Shares of Valeant Pharmaceuticals (NYSE:BHC), the embattled drugmaker that's predominantly grown through acquisitions and drug-price increases over the years, surged as much as 11% by 3 p.m. EST Friday. What's interesting is that there's no clear catalyst, suggesting that a combination of carryover news and an overall move higher in the broader market is responsible for the rally.
What's probably front and center for Valeant's shareholders is the progress the company has made on its outstanding debt over the past couple of years. Through the end of its third quarter, the company had reduced nearly $6 billion in debt from its first-quarter 2016 peak. That's well ahead of the $5 billion that CEO Joe Papa was targeting by February 2018. It's true that Valeant has used divestitures rather than positive free cash flow to pay down the majority of this nearly $6 billion, but nonetheless, the company and management team have some breathing room to operate.
Valeant has also stood by its full-year EBITDA (earnings before interest, taxes, depreciation, and amortization) forecast, despite selling off a number of noncore assets. This suggest that not only are its two core businesses, Bausch & Lomb and Salix Pharmaceuticals, holding their ground, but that its debt covenants are, for the meantime, on reasonably solid footing.
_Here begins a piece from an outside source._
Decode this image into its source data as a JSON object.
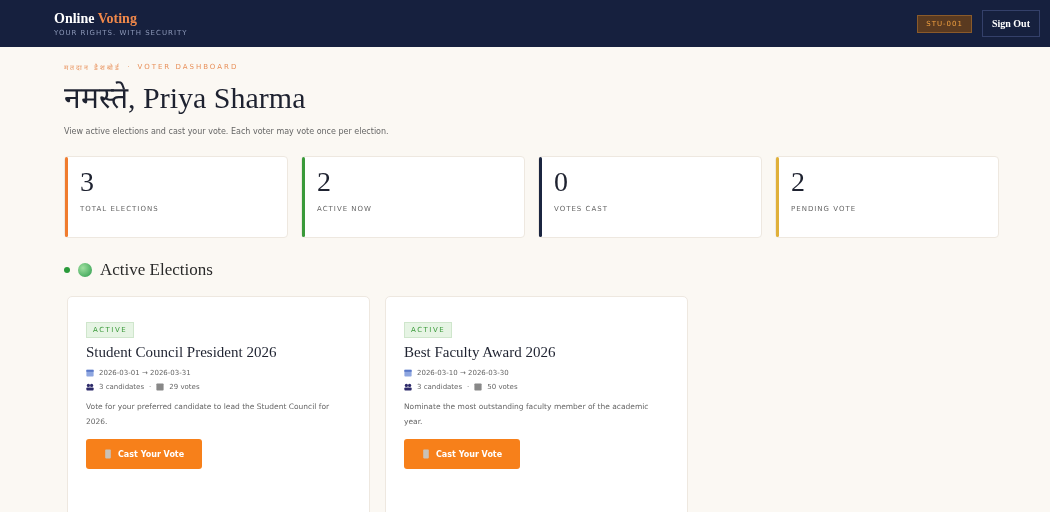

Valeant sports an exceptionally high short interest, with 34.1 million shares held short, per Yahoo! Finance data. A rising stock price could lead those short-sellers, who have unlimited loss potential, to cover their positions, further fueling a rally in Valeant's stock.
With steady gains of 0.4% for all three major U.S. indexes on Friday, it looks to be a pretty good day.
While shareholders are undoubtedly relishing the double-digit percentage gains, it's important to keep in mind that one day doesn't make a lot of difference -- especially without any tangible news behind the stock's move. Investing is done for the long haul, and there will be plenty of unexplained up and down movements along the way for stocks like Valeant Pharmaceuticals.
What shareholders should really be paying attention to from here on out is how well the company is able to tackle its remaining debt (more than $27 billion) considering that CEO Papa doesn't want to divest any more assets. Valeant wound up handing over $459 million in interest expenses and fees in the third quarter, so there might not be much left over to organically reduce debt.
Valeant is also going to need to demonstrate to Wall Street that its other operating segments, aside from Bausch & Lomb and Salix, can return to growth.
It'll be no easy march forward for Valeant, and investors should keep their eyes peeled.